Park District offers Ecology 101 nature class for adults

Posted on: September 5, 2017

By request, Ecology 101 for adults was added to the Glen Ellyn Park District’s lineup of educational classes. This special session brings the “invisible” flora and fauna to the forefront, and discusses the relationship between plants and animals in the region, focusing on how they rely on each other and work together to coexist successfully. “I’ve had a lot of success with adult ecology classes that I occasionally teach at the Morton Arboretum,” said Renae Frigo, Naturalist with the Glen Ellyn Park District. “Those are typically in a series format, and can be more difficult for participants to fit into their busy schedules. This is a one-time class that may be easier for adults to enjoy.”

On Saturday, September 23, join instructor Renae Frigo for this interesting and informative class. The adventure takes place at Churchill Park, located at 271 St. Charles Road, from 9:00 am – 11:00 am.  Participants should meet in the main parking lot.  The class is open to ages 18 and over, with a cost of $10 for residents and $15 for non-residents. To date, only 12 openings in the class remain. Standard and internet registration are currently available.

“I’m excited to offer this hands-on nature class for adults,” said Frigo. “It will be a fun morning, full of exploring and learning the basics of ecology. We’ll have a variety of activities that showcase “unnoticed” plant and animal life that are common to our area.” The class will indeed be hands-on; participants will be in the field, getting dirty and looking for a variety of specimens, so dressing for the weather is a must. Shoes will get muddy, so plan accordingly. Nets and buckets will be used to collect aquatic life, and sweep nets will be provided for use in the field. “It’s fun being outside, physically touching and smelling things. It sticks with you more,” added Frigo.

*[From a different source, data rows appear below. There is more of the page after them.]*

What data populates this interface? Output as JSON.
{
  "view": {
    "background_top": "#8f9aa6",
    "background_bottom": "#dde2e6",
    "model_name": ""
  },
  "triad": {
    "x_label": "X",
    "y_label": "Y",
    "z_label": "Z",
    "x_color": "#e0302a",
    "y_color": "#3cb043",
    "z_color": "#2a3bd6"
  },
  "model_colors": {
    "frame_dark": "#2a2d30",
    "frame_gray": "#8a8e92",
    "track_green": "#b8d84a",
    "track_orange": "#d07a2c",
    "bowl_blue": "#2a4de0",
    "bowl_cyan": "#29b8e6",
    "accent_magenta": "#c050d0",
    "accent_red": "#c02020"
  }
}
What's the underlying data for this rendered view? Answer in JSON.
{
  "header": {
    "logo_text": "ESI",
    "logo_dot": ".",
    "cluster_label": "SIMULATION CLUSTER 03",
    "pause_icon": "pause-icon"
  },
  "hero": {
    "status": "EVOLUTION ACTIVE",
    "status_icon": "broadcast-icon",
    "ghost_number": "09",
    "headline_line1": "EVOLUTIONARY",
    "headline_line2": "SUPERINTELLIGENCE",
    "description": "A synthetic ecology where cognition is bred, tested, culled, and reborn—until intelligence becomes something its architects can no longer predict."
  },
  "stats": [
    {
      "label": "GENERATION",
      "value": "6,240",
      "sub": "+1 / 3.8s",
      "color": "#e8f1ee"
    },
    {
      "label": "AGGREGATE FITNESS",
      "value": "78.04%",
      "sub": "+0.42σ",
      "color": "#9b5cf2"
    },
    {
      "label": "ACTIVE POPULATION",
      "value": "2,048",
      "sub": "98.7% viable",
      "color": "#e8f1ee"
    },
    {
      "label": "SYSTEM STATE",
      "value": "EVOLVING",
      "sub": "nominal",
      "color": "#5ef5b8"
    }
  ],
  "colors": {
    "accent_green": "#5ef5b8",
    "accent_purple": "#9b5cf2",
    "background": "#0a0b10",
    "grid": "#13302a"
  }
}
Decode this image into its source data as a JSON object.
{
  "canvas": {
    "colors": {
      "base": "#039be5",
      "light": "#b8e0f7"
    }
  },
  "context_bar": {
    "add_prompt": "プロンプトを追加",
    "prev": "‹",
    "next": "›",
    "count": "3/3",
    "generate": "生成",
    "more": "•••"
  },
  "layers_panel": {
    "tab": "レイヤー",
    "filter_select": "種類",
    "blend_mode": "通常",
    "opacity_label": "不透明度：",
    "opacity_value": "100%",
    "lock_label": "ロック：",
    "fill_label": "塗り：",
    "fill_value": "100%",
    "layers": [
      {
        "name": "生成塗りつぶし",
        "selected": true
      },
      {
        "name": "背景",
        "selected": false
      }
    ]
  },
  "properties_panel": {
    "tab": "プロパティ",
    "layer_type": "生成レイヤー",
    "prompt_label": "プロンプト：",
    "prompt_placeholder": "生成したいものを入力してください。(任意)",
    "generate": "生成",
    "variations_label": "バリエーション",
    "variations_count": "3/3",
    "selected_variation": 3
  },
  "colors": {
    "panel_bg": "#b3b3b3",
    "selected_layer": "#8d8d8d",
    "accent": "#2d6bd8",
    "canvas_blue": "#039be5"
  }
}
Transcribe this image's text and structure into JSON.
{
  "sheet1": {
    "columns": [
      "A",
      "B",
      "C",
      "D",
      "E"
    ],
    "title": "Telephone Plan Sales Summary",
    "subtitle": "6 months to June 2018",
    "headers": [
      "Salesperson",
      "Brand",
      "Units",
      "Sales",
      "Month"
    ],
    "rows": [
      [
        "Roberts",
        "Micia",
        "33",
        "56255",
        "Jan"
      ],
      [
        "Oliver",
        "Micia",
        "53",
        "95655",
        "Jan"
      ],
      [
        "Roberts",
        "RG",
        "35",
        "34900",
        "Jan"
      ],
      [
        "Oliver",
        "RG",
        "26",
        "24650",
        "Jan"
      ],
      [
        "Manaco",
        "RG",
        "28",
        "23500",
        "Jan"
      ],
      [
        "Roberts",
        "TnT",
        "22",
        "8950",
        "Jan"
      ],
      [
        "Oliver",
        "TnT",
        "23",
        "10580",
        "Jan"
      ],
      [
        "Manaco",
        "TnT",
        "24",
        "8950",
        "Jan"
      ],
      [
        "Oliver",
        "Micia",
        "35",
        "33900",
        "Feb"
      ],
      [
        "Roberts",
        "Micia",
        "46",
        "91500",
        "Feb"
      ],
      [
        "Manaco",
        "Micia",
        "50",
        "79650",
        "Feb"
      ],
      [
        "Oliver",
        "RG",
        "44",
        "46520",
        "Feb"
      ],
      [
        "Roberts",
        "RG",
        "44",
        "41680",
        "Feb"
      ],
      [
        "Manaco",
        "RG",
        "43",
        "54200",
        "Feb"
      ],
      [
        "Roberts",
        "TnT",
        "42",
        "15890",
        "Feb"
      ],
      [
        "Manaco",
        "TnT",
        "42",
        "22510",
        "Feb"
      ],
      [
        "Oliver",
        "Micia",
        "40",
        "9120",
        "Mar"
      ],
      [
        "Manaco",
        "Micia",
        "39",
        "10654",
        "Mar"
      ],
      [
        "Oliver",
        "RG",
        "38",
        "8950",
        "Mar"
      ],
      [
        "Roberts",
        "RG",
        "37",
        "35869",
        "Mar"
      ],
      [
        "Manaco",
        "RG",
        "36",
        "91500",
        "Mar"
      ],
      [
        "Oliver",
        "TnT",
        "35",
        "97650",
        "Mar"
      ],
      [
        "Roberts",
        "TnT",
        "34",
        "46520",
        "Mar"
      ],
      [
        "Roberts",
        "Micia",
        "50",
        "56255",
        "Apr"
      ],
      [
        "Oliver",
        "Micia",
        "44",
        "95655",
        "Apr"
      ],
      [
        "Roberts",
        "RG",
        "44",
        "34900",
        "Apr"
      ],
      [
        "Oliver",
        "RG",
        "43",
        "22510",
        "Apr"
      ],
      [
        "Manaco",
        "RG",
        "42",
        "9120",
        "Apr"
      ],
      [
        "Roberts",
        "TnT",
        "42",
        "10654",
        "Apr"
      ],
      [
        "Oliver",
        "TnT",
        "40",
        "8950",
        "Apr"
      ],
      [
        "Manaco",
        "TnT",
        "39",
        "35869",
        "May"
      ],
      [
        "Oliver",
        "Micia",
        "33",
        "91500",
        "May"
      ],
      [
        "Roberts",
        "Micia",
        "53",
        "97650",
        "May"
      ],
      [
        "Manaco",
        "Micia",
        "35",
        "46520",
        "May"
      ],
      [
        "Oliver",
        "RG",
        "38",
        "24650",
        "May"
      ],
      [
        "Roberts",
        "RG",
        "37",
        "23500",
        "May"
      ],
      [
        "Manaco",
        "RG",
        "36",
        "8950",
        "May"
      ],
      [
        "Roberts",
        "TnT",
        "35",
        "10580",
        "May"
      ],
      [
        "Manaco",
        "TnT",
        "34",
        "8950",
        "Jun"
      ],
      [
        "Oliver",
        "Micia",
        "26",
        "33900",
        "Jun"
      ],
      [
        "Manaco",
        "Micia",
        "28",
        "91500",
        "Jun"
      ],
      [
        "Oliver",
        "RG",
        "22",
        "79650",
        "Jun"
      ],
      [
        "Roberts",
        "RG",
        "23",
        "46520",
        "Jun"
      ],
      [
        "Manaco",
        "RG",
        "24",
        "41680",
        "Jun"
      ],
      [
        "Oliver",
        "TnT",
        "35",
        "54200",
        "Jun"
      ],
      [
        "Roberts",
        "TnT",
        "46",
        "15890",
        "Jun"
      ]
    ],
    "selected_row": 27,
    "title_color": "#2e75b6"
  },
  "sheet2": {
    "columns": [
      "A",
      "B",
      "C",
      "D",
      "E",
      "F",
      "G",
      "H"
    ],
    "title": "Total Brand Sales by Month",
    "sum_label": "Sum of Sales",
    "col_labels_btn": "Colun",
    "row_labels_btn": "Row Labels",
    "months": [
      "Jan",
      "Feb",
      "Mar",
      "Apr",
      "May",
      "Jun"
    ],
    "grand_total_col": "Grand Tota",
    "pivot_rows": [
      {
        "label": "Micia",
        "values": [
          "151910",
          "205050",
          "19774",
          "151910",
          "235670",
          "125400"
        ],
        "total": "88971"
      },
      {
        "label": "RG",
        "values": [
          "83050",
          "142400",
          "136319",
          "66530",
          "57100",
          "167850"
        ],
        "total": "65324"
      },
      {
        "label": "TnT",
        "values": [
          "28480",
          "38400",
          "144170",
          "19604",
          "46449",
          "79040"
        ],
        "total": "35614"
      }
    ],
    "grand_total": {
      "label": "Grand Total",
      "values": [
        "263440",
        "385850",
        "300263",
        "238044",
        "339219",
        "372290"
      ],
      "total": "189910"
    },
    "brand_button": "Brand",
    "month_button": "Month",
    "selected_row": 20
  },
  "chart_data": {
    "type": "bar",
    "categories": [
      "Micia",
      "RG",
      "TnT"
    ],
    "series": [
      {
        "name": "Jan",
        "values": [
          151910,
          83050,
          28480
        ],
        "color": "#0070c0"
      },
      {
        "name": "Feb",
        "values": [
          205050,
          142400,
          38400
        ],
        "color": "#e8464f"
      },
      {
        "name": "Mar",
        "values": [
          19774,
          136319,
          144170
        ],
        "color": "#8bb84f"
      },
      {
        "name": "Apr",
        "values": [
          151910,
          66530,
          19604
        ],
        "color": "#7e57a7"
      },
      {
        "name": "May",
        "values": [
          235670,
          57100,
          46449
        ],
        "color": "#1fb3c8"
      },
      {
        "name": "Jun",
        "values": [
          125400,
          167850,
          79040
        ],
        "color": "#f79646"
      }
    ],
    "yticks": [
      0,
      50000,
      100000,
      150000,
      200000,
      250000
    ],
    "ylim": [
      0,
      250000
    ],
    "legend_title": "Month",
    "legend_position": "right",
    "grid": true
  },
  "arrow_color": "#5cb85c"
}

Frigo will also provide participants with additional resources for continued learning and exploration. “I’ll offer a handout that lists the best local places for bio-diversity,” she said. “There are very nice trails with a variety of lengths that offer opportunities to continue exploring the natural areas in our region.”

To register for Ecology 101, please click here.